– Bayo Akomolafe
For millions of people in the world, the “climate crisis” isn’t an abstract, or even an inevitable future event. It’s one that is happening right now.
What insulates us from that reality is the fact that our lives have been designed purposefully to shield us from the vast majority of the pain and suffering that is required to allow us to live as we do.
We don’t see the exhausted seamstress, far from home, in the fluorescent-lit factory – just the perfect dress for the wedding this summer.
We don’t see the factory-farmed pig, in its choking prison – just the crisp bacon, hot from the pan.

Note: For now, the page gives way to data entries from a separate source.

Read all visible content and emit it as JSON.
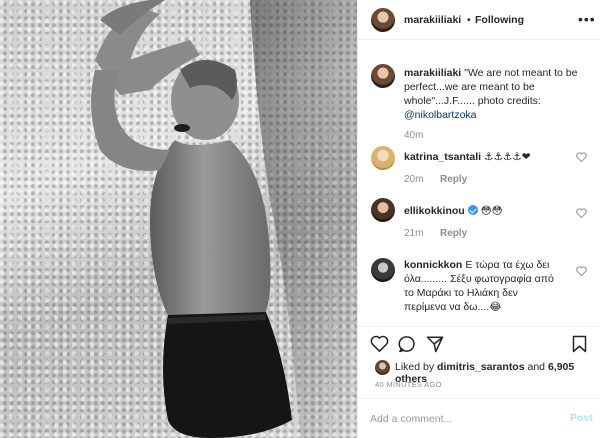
{
  "header": {
    "username": "marakiiliaki",
    "separator": "•",
    "follow_status": "Following",
    "more_icon": "more-horizontal-icon"
  },
  "caption": {
    "username": "marakiiliaki",
    "text": "\"We are not meant to be perfect...we are meant to be whole\"...J.F...... photo credits: @nikolbartzoka",
    "line1": "\"We are not meant to be",
    "line2": "perfect...we are meant to be",
    "line3": "whole\"...J.F...... photo credits:",
    "mention": "@nikolbartzoka",
    "time": "40m"
  },
  "comments": [
    {
      "username": "katrina_tsantali",
      "text": "⚓⚓⚓⚓❤",
      "time": "20m",
      "reply": "Reply",
      "verified": false
    },
    {
      "username": "ellikokkinou",
      "text": "😳😳",
      "time": "21m",
      "reply": "Reply",
      "verified": true
    },
    {
      "username": "konnickkon",
      "line1": "Ε τώρα τα έχω δει",
      "line2": "όλα......... Σέξυ φωτογραφία από",
      "line3": "το Μαράκι το Ηλιάκη δεν",
      "line4": "περίμενα να δω....😂",
      "verified": false
    }
  ],
  "actions": {
    "icons": [
      "heart-icon",
      "comment-icon",
      "share-icon",
      "bookmark-icon"
    ]
  },
  "likes": {
    "prefix": "Liked by ",
    "user": "dimitris_sarantos",
    "middle": " and ",
    "count": "6,905 others"
  },
  "time_ago": "40 MINUTES AGO",
  "add_comment": {
    "placeholder": "Add a comment...",
    "post_label": "Post"
  },
  "colors": {
    "link": "#003569",
    "verified": "#3897f0",
    "post_disabled": "#b2dffc",
    "muted": "#8e8e8e"
  }
}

We don’t see the storm-ravaged village, the drowned farms – just life, as normal, the electricity and petrol and water we need, always there.

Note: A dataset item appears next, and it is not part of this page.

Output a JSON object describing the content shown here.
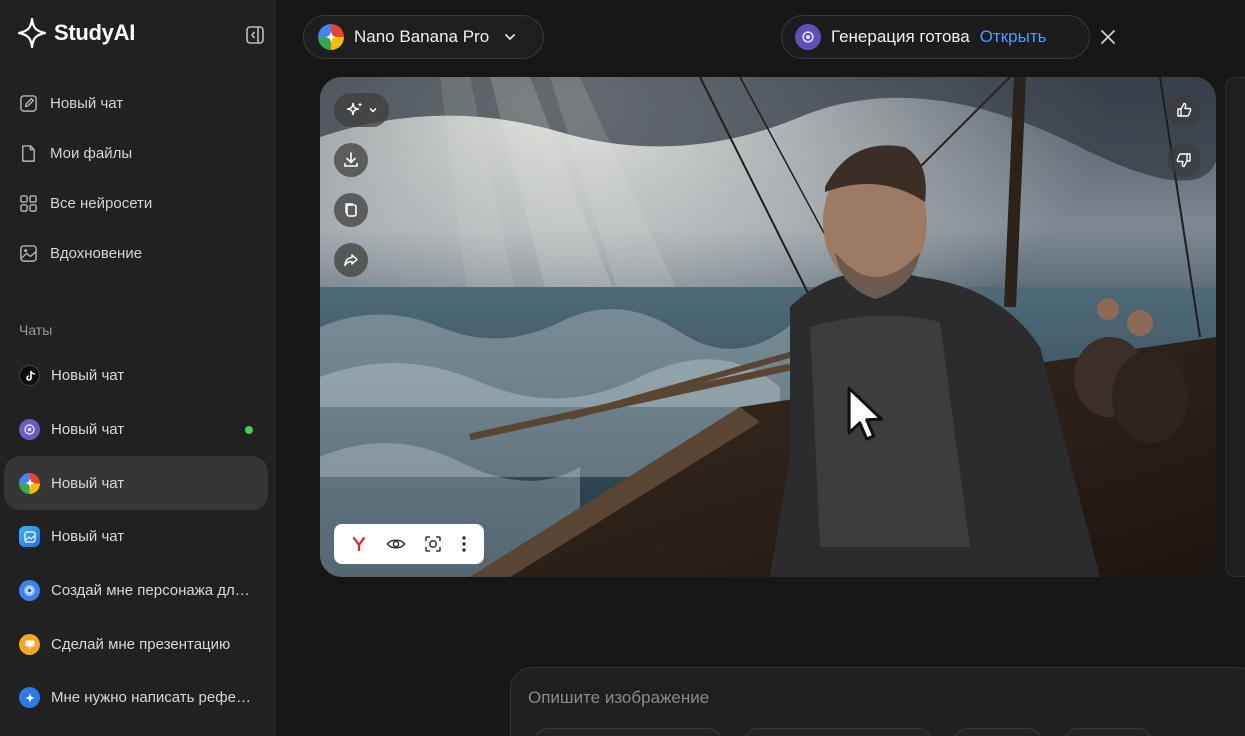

One could say that the people claiming that there is “hope” are doing nothing more than fooling themselves.
One could point to evidence that a climate crisis, a climate catastrophe of global proportions, is already happening, and there is nothing we can do to stop it in its tracks.

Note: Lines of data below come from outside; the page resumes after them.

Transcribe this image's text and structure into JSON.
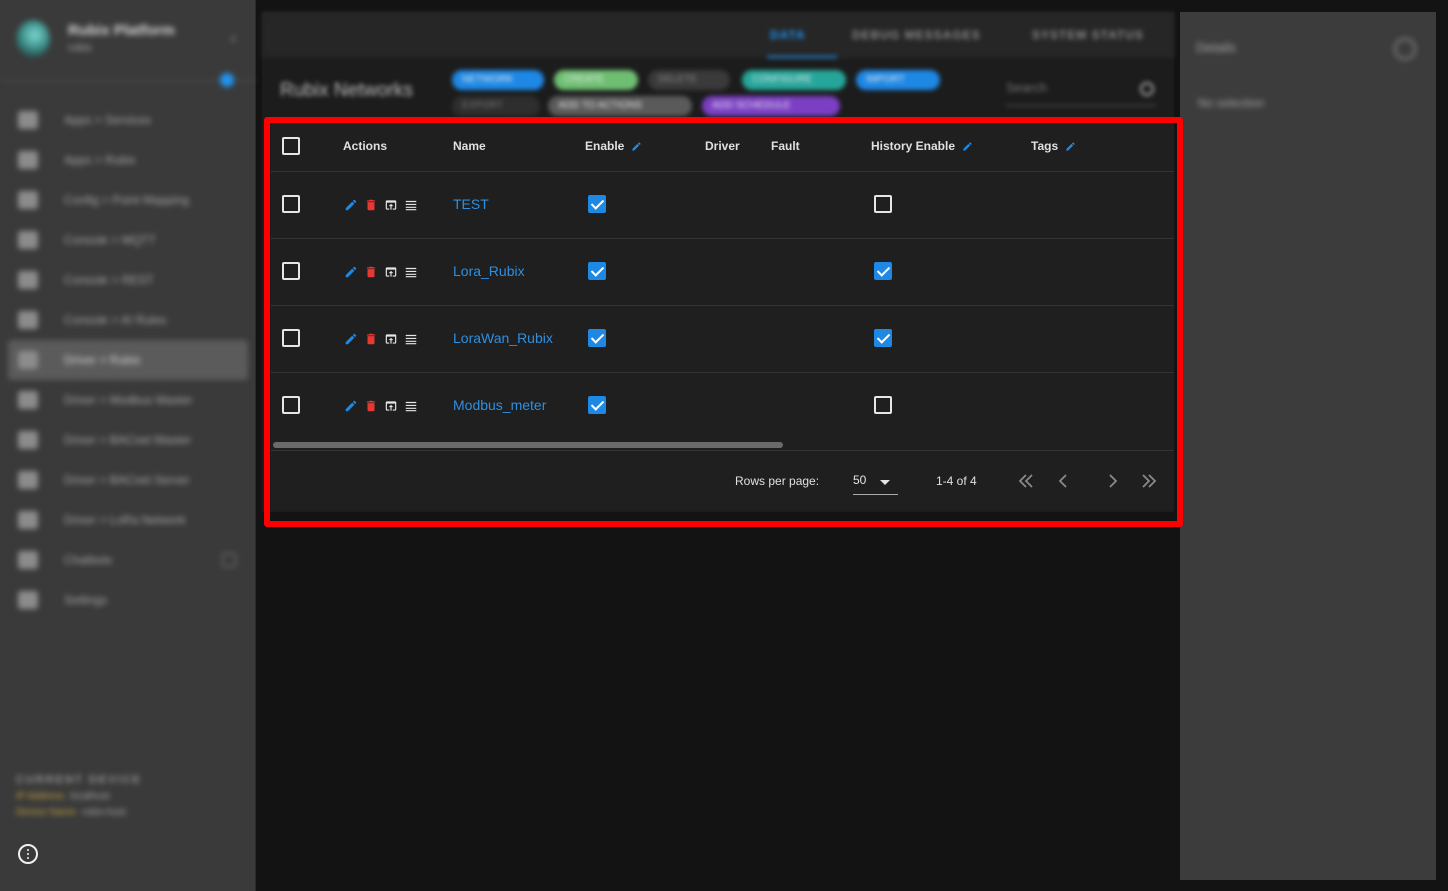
{
  "sidebar": {
    "app_title": "Rubix Platform",
    "app_subtitle": "rubix",
    "items": [
      {
        "label": "Apps > Services",
        "icon": "grid-icon"
      },
      {
        "label": "Apps > Rubix",
        "icon": "apps-icon"
      },
      {
        "label": "Config > Point Mapping",
        "icon": "mapping-icon"
      },
      {
        "label": "Console > MQTT",
        "icon": "mqtt-icon"
      },
      {
        "label": "Console > REST",
        "icon": "rest-icon"
      },
      {
        "label": "Console > AI Rules",
        "icon": "rules-icon"
      },
      {
        "label": "Driver > Rubix",
        "icon": "cloud-icon",
        "active": true
      },
      {
        "label": "Driver > Modbus Master",
        "icon": "modbus-icon"
      },
      {
        "label": "Driver > BACnet Master",
        "icon": "bacnet-icon"
      },
      {
        "label": "Driver > BACnet Server",
        "icon": "server-icon"
      },
      {
        "label": "Driver > LoRa Network",
        "icon": "lora-icon"
      },
      {
        "label": "Chatbots",
        "icon": "chat-icon"
      },
      {
        "label": "Settings",
        "icon": "settings-icon"
      }
    ],
    "footer": {
      "title": "CURRENT DEVICE",
      "rows": [
        {
          "key": "IP Address",
          "value": "localhost"
        },
        {
          "key": "Device Name",
          "value": "rubix-host"
        }
      ]
    }
  },
  "topbar": {
    "tabs": [
      "DATA",
      "DEBUG MESSAGES",
      "SYSTEM STATUS"
    ]
  },
  "subhead": {
    "page_title": "Rubix Networks",
    "chips": [
      "NETWORK",
      "CREATE",
      "DELETE",
      "CONFIGURE",
      "IMPORT",
      "EXPORT",
      "ADD TO ACTIONS",
      "ADD SCHEDULE"
    ],
    "search_placeholder": "Search"
  },
  "rightpanel": {
    "label": "Details",
    "item": "No selection"
  },
  "table": {
    "columns": {
      "actions": "Actions",
      "name": "Name",
      "enable": "Enable",
      "driver": "Driver",
      "fault": "Fault",
      "history_enable": "History Enable",
      "tags": "Tags"
    },
    "rows": [
      {
        "name": "TEST",
        "enable": true,
        "history_enable": false
      },
      {
        "name": "Lora_Rubix",
        "enable": true,
        "history_enable": true
      },
      {
        "name": "LoraWan_Rubix",
        "enable": true,
        "history_enable": true
      },
      {
        "name": "Modbus_meter",
        "enable": true,
        "history_enable": false
      }
    ]
  },
  "pagination": {
    "rows_per_page_label": "Rows per page:",
    "rows_per_page": "50",
    "range": "1-4 of 4"
  },
  "colors": {
    "accent": "#1e88e5",
    "link": "#2f8fe0",
    "delete": "#e53935",
    "highlight": "#ff0000"
  }
}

That the continuation of “life as we know it” is a bubble waiting to be burst.
That it is irresponsible to point to efforts to reduce our collective footprints, because there is no hope of changing things now, and to attempt to think otherwise is reckless.
Action beats theory. Right action beats being “right”
For me, the question of whether or not there is any scope for the planet to recover so as to allow human life to continue, or whether my individual action can dent the course we are taking, is not so important.
If the crisis is already happening, then what matters is how I respond to this knowledge in the here and now.
But when I think about how I can try and alleviate the suffering I am causing in the present, the right actions look strikingly similar to the ones which might yet make a differenceto the future.
- Reduce the harm I cause with the products I consume. Get used to living with less. Buying less. Repairing and re-using as much as possible.
- Begin to eat more seasonally, and to know where my food comes from. Support local farmers; buy produce that comes from within my region; grow my own, where I can. Waste less, and farm more intelligently; focus on buidling soil and contributing to positive ecosystems and land regeneration.
- Build connections. Community. Support networks; people who see you. Stop wasting energy on maintaining masks or performing roles; start getting real, having honest conversations, being in integrity.
- Ask how I can be a better ally to those already suffering. How I can play my part in redressing the balance of all we have done, and all I have benefitted from.
Doing the right thing? Feels good
This is the best part. Beginning to live by these principles, even just a little, even in tiny incremental steps, has been the most rewarding and pleasurable process I have ever undertaken.
Lifting the weight of “pretending everything is fine” and beginning to see my life as an ongoing process of reducing the harm I am causing and taking responsibility for my actions has left me lighter, clearer, and more courageous.
I feel happier, more often.
I stress less, spend less time worrying, am anxious about far fewer things.
I feel that with every change I make, with every thread I sever from the faceless, global corporate machine, I am reclaiming a part of me that had been lost for such a long time I’d almost forgotten it was there. Creative. Steady. Honest. Kind.
And I stop fearing the outcome, because I recognise that it is not yet written. As I change my life to reflect what feels most aligned with my truth, I am writing the story the way I want it to be.
“Don’t ask what is happening. Be what is happening”
– Rebecca Solnit